and brown cotton introducced from Mexico to the Acadians by the Spaniards.
The Castille Home
The New Hope Chapel is a replica of an 1850 chapel. The architects
were Don Breaux and Robert Barras. It was built through the efforts
of the Knights of Columbus and opened for the Bicentennial.
The ceiling was built of cypress and is held up by pegs. The floor
was made of Louisiana long leaf pine that is about 200 years old.
There is only one original pew; it is 150 years old. The rest are
copies, made by Mr. Witney Breaux. The Stations of the Cross
were handcarved with chisel, knife, and hammer by a local sculptor, Mr.
Lester Duhon. The main altar was the type used before Vatican Council
II. It originally served St. Anne's church in Youngsville and later
St. Joseph's in Milton. It was donated to the Village by Mrs. Jules
Hebert of Milton. The side altar (Last Supper scene) is a gift from
an anonymous donor who left it on the porch of the general store.
This historic landmark at the Village was built for Dorsene Castille (circa
1860) in Breaux Bridge by a European of whom little is known except that
it took him over a year to complete since he did the entire job by himself.
During the Civil War the house was pillaged by Yankee soldiers, but somehow
survived the ravages of time.
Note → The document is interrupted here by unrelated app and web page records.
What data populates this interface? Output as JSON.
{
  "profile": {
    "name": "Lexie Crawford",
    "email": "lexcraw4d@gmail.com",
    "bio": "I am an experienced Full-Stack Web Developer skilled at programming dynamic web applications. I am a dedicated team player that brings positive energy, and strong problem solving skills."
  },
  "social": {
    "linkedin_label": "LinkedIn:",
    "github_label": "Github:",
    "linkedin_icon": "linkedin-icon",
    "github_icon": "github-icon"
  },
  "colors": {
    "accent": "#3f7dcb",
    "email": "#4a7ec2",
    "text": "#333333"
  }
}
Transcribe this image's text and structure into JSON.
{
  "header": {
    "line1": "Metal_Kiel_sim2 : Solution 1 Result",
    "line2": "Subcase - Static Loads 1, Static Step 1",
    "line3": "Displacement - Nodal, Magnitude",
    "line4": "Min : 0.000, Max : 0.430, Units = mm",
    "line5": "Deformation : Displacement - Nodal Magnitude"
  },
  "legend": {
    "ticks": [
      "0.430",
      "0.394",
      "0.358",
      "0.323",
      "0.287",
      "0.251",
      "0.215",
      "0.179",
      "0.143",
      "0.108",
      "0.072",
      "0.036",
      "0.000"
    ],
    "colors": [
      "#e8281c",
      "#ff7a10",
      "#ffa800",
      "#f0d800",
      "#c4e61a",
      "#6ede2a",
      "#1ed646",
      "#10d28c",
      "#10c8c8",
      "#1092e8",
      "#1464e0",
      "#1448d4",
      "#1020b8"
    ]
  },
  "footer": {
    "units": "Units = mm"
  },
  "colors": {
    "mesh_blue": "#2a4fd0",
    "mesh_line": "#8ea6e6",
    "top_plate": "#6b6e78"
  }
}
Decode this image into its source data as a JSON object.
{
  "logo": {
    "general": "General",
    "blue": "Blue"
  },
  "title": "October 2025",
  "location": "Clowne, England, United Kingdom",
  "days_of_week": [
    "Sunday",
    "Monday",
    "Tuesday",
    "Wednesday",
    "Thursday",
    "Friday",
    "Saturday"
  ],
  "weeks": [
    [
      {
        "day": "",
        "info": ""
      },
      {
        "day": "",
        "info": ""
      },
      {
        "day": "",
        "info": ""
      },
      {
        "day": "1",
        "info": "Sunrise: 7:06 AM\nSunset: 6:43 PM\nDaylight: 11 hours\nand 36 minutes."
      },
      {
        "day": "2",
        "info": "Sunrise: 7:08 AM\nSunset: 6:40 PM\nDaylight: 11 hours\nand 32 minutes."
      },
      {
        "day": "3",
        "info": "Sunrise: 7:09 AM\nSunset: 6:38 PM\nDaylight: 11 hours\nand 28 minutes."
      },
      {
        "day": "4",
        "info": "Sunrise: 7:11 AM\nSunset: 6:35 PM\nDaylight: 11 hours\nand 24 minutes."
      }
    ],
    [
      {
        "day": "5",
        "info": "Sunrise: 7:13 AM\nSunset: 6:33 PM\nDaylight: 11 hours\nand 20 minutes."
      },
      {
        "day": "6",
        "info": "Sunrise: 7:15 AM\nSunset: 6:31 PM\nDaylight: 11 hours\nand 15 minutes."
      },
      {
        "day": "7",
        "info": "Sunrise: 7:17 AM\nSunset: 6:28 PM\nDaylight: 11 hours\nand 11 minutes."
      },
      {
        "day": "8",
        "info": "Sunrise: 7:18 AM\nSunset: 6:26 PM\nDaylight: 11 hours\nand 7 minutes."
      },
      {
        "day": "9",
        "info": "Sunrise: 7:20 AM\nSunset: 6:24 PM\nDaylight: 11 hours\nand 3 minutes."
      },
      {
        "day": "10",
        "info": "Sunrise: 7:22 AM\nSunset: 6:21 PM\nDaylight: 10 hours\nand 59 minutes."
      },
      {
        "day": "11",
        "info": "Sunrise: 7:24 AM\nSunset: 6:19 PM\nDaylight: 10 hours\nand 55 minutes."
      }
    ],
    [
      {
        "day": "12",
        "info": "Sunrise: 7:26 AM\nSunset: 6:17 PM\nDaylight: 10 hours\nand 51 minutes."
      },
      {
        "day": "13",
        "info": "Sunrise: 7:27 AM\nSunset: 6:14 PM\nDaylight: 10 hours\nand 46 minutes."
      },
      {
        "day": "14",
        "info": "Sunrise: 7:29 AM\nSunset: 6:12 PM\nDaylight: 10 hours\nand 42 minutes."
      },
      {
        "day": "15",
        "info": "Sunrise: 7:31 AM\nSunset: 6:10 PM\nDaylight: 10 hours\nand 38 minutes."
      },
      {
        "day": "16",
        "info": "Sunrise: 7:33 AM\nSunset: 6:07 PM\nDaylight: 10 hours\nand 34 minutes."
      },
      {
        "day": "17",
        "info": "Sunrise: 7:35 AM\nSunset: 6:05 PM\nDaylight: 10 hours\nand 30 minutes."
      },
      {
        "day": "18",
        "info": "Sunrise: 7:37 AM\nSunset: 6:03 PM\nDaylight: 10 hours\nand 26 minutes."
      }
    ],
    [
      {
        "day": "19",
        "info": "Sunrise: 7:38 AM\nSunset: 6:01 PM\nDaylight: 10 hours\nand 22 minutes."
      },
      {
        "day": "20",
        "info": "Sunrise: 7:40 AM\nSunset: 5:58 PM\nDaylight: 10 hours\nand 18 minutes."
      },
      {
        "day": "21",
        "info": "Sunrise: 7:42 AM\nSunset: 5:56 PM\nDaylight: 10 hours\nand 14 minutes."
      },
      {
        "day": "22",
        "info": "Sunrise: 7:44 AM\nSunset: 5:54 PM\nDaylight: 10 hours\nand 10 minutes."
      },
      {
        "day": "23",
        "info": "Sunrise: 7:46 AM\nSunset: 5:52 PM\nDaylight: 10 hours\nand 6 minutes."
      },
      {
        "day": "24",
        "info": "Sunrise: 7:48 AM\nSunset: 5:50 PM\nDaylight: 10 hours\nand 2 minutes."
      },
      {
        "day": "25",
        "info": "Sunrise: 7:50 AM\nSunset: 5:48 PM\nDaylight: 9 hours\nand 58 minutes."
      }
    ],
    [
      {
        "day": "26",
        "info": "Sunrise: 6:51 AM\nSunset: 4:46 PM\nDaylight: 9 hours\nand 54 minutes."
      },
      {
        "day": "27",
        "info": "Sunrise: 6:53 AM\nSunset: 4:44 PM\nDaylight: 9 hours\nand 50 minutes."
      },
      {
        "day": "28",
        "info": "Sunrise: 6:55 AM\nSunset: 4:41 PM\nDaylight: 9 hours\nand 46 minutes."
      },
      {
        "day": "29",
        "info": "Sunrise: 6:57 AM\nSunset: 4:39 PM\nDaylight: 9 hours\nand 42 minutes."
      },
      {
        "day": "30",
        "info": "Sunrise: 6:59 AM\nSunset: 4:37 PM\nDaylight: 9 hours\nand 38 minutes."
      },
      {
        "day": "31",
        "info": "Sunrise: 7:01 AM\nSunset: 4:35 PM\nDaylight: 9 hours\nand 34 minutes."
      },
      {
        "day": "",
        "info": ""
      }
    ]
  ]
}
The cypress mantels in the home are of interest. Each has a carved
emblem on the front. The outside figure looks like a Christian fish
and symbolizes a long and happy life, the center emblem looks like a rosette
and is called a progression. It signifies a large and prosperous
Mississippi Valley Missionary
The Doctor's Museum was at one time the office of the first resident dentist
in Lafayette, Dr. Hypolite Salles. Built in 1890 of cypress, the
architecture reflects the Greek revival influence. The original cypress
shingles are still on the structure beneath the red painted corrugated
iron roof. The iron roof was added following the devastating fire
at the Lacoste Hardware Store which stood on Jefferson Street between 1910
A collection of period furnishings, medican and dental instruments, bottled
medicines and powders popular at the time are displayed throughout the
three-room structure. There are also medical books and diplomas of
area physicians of the late 19th and early 20th century.
A log building resembling a frontier mission of the Mississippi River region,
the museum presents a unique combination of Native American artifacts and
scenes illustrationg missionary experiences among the tribes of the vast
territory drained by the Mississippi and its tributaries.
Among artifacts displayed are a 400 year-old 27 foot long dugout canoe,
a unique Tchefuncta vase brought up intact from the bottom of Vermilion
Bay in a fisherman's net, and spear points used by warriors centuries before
the birth of Christ.
NOTE: These descriptions
are from a handout that you receive when you visit the Village. It
also contains B&W images of the buildings. The color images on
this page, with exception of the panaramic at the top, are by Tim Hebert.